Keir Starmer’s triumph was expected, although perhaps not on the first ballot.
To many Corbynsceptics this, together with control of the National Executive Committee, is at least the end of the beginning of what could still be a difficult task, repairing the damage done by four and half years of hard left control.
When assessing Starmer it’s important to remember what a low bar Corbyn set and the magnitude of the task ahead, over 120 seats are needed to form a majority Labour government, although losing 40 seats would deprive the Conservatives of their majority.
An obvious benefit is that he looks like a potential Prime Minister, the baggage and defensive sullenness have gone and he can do “pleasantries.” It’s not easy to make him the story, although he made some controversial decisions when Director of Public Prosecutions.
Within 24 hours of his victory, and thanks to the generosity of the PM, he was briefed by some of the senior officials advising the government’s Coronavirus strategy – shortly after his appearance on the Andrew Marr Show.
He said the right thing in terms of working constructively with the government but if that’s the case why immediately misrepresent the government’s strategy on TV?
“I think the whole approach to start with – the herd immunity approach – was probably wrong.”
This is a pernicious misrepresentation, often found amongst lefties, and contradicted by the action plan, published on 3 March 2020 which covers all four nations. It can be found by searching on “uk government coronavirus plan,” isn’t War and Peace and doesn’t mention “herd immunity”.
A successful legal career is predicated on getting facts right so why rush into print before talking to those at the coalface?
The piece is thin gruel and not worth paying for if you’ve run out of free articles.
“..the focus must be on making sure the promise of 100,000 tests a day is delivered and that these tests reach those who need them most, including our frontline NHS staff.”
Standard politicking, “call on” the government to do what’s it’s already working on, but suggest nothing.
“..a comprehensive national vaccine programme in place so that the minute a vaccine becomes available we can begin to protect the entire population. That means building vaccination centres in towns and cities across the country, working with world leaders to guarantee global supply and ensuring key workers and the most vulnerable are at the front of the queue.”

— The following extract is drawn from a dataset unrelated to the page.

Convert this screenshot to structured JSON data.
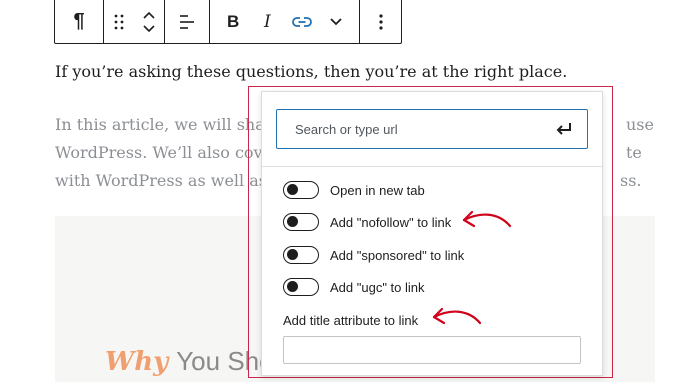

What do these “vaccination centres in towns and cities across the country” (all presumably staffed!) do before a vaccine becomes available and after it’s deployed? Presumably they’d be called “Starmer Sentres,” although “Starmer’s Folly” would be better! There are public health professionals throughout the country to deal with this. Two obvious existing routes are the system for delivering the MMR vaccine to children (Starmer has two!) and the winter flu jab to senior citizens.
“…the government must listen to our frontline NHS and care workers. We have heard too many stories of staff unable to get the equipment they need to keep them safe or to adequately care for patients. There are blockages in the system that must be addressed quickly.”
More standard politicking, but nothing suggested to assist in supplying 58,000 locations instead of 233.
“…ministers should be clear that about their exit strategy from the measures to defeat the coronavirus and publish it. We should know what that exit strategy is, when the restrictions might be lifted and what the plan is for economic recovery to protect those who have been hardest hit.”
As the article was published, specialists were saying, and have said, paraphrasing, that while scenarios are being discussed, the absolute priority is social distancing to slow the spread of the virus. We can, of course, monitor what countries ahead of us do and learn from them.
There’s nothing practical to help reduce deaths, undermining the “Stay Home” message could reduce social distancing – and virtue signalling north London lefties aren’t immune. It’s essentially a crude attempt to get a few column inches – or their electronic equivalent – and become relevant.
Although I’m more likely to abstain than vote for Starmer or his party there’s a lot of sloppiness here and I wouldn’t want him defending me in court!
He was, of course, largely the architect of Labour’s Brexit policy so has form!
His contact with representatives of the Jewish community was praised and his shadow cabinet again pleased Corbynsceptics.
He inherited his parliamentary party from Corbyn but he’s either serious about dealing with antisemitism or not, so needs to explain why he appointed several people with questionable records.
The Campaign Against Antisemitism suggests that he ”may already be making factional compromises instead of showing zero tolerance.”
Neither of his pledges on Coronavirus or antisemitism stand up to scrutiny and it must be concluded that Starmer speak with forked tongue.